A Clean Sweep?
There was an item about my august profession on Radio 4’s Home Truths this morning (listen again). It was fascinating to hear from fellow sweeps, some of whom came from families which had been sweeping chimneys for 200 years or more, the trade being passed on from father to son.
When I’m out sweeping, people are often surprised to find that we still use brushes and rods. This equipment goes back to at least the 1830’s, when laws were passed outlawing the practice of sending small children up the chimney to clean them. Most people know that small boys used to be used to clean chimneys, but they may not be aware of some other methods which were once employed, including dragging a holly branch through the chimney or sending up a live turkey! I have actually met people out in the villages of Warwickshire who remember the holly bush method.
I’m not sure where the idea that, in the words of Dick Van Dyke, ‘a sweep is as lucky, as lucky can be’ comes from. This guy has a few ideas. One story goes back to George II. Apparently, the horses for the royal carriage were going wild on one occasion and the only person who could get them to calm down was a chimney sweep. The lucky sweep idea somehow became connected to the folklore of weddings. It was meant to be lucky to see a sweep, or especially a sweep’s brush popping out of a chimney on the way to the church. At some point sweeps began to be invited to attend weddings, to be in the photographs and to give the bride a lucky kiss as she leaves the church. Many sweeps now advertise this service as a means to supplement their income (although this guy doesn’t seem to actually do any sweeping, just wedding appearances, surely that doesn’t count!) My boss Colin has so far resisted this practice, probably 'cos he's far too busy sweeping.
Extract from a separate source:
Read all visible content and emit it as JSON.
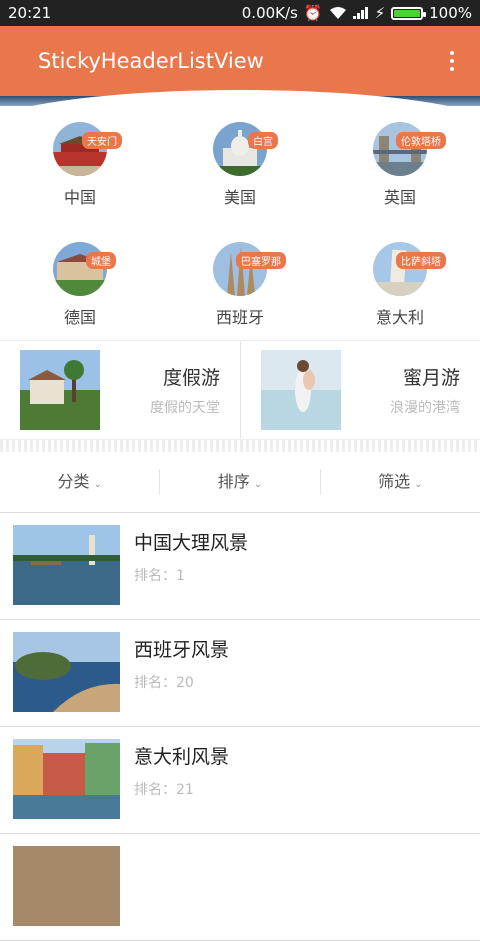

Maybe if I go forward for ordination as a vicar I could play both parts!